Relive your shittiest computing experiences decade by decade.
The 80s and 90s were a different time, especially when it comes to computer viruses. It’s pretty cool to look back now, when we’re safe from being infected by these old-school nefarious programs. Read more...
Cause is still unknown, but the chief theory is it's the work of a whitehat hacker.
Archive.org gave us access to scores of classic console titles to play in our browsers when they opened Console Living Room. Now they’re showcasing a different kind of retro software: malware. Their brand […]
The early internet was truly a technological frontier, ripe with amazing ideas, and honestly, equally amazing malware. Now, pesky code that use to attack your plastic, beige internet box is now safely stored in The Malware Museum. Best part? Admission is free. Read more...
Google is to start warning users when a “download” button on a website might be a malware trick. Let’s hope it means less work for those of us who act as IT support, for work, friends or family. Bogus download buttons will be particularly...Show More Summary

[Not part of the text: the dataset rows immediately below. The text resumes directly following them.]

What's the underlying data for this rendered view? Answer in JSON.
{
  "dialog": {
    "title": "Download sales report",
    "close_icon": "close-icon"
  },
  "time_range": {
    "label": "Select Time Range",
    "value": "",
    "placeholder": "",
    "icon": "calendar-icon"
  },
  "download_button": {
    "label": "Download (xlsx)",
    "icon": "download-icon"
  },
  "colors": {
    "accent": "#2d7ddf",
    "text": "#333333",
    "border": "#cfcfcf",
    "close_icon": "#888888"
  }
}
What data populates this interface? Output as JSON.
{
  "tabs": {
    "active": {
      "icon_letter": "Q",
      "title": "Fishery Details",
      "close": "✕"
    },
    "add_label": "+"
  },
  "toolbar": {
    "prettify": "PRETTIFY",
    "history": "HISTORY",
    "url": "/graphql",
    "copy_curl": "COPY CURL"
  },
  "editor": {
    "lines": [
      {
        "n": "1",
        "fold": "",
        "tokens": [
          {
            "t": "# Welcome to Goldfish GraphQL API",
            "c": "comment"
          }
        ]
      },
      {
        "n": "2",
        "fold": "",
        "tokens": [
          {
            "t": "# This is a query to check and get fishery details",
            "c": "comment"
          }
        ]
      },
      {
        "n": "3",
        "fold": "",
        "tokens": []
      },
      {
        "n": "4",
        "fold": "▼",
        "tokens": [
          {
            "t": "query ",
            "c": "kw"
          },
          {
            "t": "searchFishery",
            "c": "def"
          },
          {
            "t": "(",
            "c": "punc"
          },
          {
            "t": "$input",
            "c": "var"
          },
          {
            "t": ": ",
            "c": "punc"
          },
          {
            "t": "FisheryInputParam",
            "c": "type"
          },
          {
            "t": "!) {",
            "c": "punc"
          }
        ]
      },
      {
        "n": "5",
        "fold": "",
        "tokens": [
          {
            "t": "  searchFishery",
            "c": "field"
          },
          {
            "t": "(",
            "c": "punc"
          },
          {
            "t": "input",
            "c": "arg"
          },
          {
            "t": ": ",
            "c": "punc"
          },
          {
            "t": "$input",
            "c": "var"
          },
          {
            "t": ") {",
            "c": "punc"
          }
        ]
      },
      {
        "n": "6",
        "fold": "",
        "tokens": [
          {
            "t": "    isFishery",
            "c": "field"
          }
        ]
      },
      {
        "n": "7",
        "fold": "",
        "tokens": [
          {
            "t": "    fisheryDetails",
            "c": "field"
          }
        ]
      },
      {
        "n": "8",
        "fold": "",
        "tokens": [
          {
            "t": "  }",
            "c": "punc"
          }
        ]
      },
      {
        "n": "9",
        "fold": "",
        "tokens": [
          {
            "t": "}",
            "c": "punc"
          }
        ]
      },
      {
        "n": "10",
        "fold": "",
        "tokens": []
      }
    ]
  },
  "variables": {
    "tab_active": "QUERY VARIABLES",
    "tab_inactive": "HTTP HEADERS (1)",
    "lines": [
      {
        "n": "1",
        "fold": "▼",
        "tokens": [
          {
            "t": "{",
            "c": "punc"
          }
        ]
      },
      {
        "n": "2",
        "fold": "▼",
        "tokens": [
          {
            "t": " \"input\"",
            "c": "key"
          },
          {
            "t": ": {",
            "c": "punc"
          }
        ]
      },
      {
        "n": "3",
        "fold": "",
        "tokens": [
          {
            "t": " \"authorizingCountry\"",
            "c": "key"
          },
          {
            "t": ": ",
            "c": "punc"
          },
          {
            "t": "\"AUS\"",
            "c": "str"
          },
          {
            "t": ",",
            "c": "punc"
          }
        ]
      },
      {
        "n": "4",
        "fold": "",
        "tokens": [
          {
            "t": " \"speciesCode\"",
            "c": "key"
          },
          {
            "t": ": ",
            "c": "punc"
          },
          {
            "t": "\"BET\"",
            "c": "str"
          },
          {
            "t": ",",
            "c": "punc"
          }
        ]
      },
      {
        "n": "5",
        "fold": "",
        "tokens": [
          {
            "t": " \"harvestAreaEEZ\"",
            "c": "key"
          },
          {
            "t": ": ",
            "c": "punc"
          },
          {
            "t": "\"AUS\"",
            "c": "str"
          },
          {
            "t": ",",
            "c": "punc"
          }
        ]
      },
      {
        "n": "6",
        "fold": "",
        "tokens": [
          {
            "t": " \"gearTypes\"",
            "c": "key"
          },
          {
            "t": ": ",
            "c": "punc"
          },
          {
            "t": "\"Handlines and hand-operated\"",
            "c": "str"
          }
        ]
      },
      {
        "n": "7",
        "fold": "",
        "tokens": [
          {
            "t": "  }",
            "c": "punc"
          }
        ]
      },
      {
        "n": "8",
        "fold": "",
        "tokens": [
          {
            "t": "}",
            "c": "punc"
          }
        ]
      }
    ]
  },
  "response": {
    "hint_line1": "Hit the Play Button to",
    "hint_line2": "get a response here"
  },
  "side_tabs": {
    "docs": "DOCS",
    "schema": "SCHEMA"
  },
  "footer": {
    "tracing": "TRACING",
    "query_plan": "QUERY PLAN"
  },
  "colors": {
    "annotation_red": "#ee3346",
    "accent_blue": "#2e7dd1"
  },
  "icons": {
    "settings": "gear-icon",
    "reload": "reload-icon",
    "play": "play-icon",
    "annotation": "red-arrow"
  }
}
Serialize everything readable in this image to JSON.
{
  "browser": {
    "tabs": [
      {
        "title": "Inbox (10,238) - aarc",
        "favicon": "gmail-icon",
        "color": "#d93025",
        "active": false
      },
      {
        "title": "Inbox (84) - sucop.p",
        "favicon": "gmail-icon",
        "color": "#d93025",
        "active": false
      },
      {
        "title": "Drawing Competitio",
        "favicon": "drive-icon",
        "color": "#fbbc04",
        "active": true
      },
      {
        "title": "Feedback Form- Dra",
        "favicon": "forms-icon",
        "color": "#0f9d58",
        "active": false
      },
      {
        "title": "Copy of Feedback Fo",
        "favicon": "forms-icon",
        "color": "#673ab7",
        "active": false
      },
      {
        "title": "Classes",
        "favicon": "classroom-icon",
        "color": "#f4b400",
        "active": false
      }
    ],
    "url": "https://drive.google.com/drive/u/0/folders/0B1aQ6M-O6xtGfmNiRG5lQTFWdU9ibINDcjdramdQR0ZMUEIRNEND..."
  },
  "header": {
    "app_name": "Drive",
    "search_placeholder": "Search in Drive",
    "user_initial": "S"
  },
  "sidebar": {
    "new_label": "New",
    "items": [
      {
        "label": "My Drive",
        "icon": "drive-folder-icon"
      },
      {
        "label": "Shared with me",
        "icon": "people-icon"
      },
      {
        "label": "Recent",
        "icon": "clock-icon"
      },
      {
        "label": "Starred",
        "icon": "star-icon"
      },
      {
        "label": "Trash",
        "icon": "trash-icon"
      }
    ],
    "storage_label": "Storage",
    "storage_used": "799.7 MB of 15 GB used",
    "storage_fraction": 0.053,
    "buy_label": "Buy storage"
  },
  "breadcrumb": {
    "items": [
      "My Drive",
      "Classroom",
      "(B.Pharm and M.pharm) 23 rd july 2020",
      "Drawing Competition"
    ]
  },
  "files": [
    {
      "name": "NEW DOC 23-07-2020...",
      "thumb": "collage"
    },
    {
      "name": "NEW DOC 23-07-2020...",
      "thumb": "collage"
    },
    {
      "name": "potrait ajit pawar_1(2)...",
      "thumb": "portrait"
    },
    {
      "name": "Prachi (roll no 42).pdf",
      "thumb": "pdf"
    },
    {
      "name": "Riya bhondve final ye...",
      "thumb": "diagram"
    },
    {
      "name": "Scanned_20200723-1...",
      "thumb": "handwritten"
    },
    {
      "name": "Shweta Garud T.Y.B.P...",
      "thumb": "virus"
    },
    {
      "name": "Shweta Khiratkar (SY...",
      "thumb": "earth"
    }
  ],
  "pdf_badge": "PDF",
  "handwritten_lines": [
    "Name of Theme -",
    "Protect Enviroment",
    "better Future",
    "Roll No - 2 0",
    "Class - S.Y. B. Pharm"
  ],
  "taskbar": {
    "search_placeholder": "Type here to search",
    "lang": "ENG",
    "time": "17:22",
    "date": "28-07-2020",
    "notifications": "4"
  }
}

Malware may be the scourge of the Internet era, but it may be useful to have record of how it evolved — or perhaps you would simply like to reminisce about the good ol’ days of MS-DOS viruses. For this, there’s the Malware Museum. Courtesy of online security guru Mikko Hypponen, the Malware Museum is […]
MS-DOS viruses were so much cooler than the ones we see now and you can finally re-live what it was like to lose everything in the 90’s all over again. The Malware Collection is a set of interesting viruses that affected MS-DOS in the 1990’s that you can actually use in your browser. Show More Summary
Starting Wednesday, Google will block websites that serve up deceptive download buttons or fake embedded ads alerting users to malware. As of this week, Google is taking aim at websites that host fake download buttons or pop-ups warning of nonexistent malware on your computer. Show More Summary
You know that fun game you play every time you wander over to Download.com and try to download an app? The game where you have to find the right download button in a sea of buttons or risk infecting your computer with malware until the end of time? Well, it’s game over man. Read more...
Allot Communications Ltd., a leading global provider of security and monetization solutions, and Kaspersky Lab … The post Who Suffers Highest Malware Risk? Mobile Business Users, According to Allot MobileTrends Report appeared first on Mobile Marketing Watch.
Be extra careful the next time you visit a suspicious-looking eBay store page. According to Help Net Security, researchers from the Check Point security firm have discovered a vulnerability in the eBay platform that allows criminals to distribute malware by bypassing the site's code validation process and control the code themselves. Show More Summary
Remember Thunderstrike 2? Last summer, Xeno Kovah and Trammell Hudson unveiled a serious zero-day vulnerability in OS X letting malware creators completely brick your Mac without any way to reset it to its factory status. And it looks like Apple didn’t just fix the vulnerability — it has also hired the team behind this exploit to work on security. Read More
The e-commerce giant confirmed it would not fix the flaw, which could allow an attacker to remotely run code in a user's browser.
When you’re looking for viruses on your computer, the typical scanner pores over your hard drive for malicious files, programs or bits of code, examining each item to make sure there’s nothing out of the ordinary. But what about malware...Show More Summary
“I’d tell you, but I’d have to kill you.” This is what I shout at the TV (or the Youtube window) whenever I see a surveillance boss explain why none of his methods, or his mission, can be subjected to scrutiny. I write about surveillance,...Show More Summary
Dozens of infected games made their way into the Google Play store by hiding malware within image files.
Don't look now, but a nasty new malware is going around, and it could be manifesting itself inside one of the many games you've probably downloaded from Google Play. The malware was found by Dr Web's research team.